Your instructions:
Below are the entries; count how many lines contain the word "this" and reply with that number alone.

Element data from apps and pages:
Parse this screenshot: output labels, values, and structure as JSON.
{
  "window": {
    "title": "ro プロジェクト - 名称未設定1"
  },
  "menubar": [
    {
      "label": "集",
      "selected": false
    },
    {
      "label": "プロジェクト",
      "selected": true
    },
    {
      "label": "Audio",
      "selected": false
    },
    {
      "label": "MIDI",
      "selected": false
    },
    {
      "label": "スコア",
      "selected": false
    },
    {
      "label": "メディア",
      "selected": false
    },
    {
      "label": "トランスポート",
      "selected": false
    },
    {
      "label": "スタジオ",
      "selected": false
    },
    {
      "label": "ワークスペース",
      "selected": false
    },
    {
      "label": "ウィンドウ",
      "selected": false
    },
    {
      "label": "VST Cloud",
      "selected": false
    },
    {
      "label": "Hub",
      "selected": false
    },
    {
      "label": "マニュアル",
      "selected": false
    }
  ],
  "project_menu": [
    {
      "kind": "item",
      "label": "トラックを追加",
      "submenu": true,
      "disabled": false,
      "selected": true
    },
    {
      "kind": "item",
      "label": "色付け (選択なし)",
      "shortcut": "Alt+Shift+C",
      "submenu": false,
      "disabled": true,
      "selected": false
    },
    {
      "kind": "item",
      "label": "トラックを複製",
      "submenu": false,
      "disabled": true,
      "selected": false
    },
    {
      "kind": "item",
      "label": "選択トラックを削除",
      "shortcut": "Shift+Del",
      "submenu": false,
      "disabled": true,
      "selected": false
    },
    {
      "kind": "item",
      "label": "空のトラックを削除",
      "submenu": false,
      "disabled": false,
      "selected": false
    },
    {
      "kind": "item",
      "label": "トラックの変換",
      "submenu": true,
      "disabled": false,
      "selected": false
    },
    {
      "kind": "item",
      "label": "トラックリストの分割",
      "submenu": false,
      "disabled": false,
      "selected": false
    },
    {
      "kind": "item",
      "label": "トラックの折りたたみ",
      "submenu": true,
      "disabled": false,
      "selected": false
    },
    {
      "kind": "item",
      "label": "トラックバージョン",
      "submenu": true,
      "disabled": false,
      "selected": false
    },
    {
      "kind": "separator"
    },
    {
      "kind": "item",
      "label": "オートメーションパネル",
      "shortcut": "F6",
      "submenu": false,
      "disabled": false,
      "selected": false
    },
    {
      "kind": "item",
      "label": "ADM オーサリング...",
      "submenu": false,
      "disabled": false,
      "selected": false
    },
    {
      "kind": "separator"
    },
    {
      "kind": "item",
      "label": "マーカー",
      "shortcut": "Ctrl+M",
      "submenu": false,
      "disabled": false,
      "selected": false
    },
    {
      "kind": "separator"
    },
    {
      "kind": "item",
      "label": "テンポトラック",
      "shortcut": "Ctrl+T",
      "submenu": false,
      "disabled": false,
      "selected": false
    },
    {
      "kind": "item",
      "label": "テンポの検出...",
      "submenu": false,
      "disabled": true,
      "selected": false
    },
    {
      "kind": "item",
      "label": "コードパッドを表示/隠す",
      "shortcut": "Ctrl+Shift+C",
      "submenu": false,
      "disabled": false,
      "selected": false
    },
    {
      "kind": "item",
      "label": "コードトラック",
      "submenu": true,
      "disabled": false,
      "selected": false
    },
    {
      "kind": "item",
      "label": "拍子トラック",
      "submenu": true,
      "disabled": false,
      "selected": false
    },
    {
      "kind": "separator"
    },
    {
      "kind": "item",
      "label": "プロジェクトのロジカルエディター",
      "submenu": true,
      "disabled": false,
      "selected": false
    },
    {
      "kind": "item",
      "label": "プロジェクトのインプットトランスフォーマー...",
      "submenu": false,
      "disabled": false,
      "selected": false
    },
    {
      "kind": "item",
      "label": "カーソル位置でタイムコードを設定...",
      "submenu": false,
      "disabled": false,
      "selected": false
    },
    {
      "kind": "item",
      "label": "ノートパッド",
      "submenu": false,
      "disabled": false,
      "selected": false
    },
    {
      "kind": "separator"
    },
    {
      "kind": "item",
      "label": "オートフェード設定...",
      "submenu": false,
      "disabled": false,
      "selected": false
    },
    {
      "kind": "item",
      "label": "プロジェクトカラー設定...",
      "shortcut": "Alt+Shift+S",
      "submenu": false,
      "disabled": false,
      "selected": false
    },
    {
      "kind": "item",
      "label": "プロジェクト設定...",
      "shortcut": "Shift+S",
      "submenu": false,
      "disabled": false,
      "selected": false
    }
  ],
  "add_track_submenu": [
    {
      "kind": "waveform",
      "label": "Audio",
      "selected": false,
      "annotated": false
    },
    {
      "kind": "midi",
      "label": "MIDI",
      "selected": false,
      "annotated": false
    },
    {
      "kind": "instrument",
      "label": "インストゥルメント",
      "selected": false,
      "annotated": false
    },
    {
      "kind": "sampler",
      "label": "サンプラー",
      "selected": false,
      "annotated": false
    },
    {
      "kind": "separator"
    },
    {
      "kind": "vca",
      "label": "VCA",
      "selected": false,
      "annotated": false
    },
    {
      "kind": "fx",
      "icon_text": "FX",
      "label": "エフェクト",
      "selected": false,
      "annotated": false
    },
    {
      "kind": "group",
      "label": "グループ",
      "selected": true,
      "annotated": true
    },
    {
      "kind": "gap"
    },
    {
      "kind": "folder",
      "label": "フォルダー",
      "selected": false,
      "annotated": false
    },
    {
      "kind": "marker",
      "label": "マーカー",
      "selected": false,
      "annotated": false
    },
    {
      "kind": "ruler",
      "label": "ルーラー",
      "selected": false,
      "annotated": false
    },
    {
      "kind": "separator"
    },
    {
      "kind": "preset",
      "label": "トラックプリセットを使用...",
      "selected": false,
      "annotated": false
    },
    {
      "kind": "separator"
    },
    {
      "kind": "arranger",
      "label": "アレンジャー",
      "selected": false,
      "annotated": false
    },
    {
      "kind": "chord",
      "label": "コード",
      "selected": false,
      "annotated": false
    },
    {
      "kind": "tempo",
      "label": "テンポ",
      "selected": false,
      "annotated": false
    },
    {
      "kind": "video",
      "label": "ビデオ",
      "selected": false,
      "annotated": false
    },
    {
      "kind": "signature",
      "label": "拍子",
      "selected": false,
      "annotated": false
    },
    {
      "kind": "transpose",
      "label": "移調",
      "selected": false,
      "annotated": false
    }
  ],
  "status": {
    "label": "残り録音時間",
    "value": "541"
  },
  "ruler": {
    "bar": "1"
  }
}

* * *

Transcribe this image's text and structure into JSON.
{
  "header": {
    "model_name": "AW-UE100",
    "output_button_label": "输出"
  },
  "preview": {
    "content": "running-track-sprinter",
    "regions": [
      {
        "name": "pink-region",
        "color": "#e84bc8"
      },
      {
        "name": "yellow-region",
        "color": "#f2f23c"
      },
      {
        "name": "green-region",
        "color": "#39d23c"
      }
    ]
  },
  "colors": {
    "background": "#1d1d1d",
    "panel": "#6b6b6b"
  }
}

Answer below:
2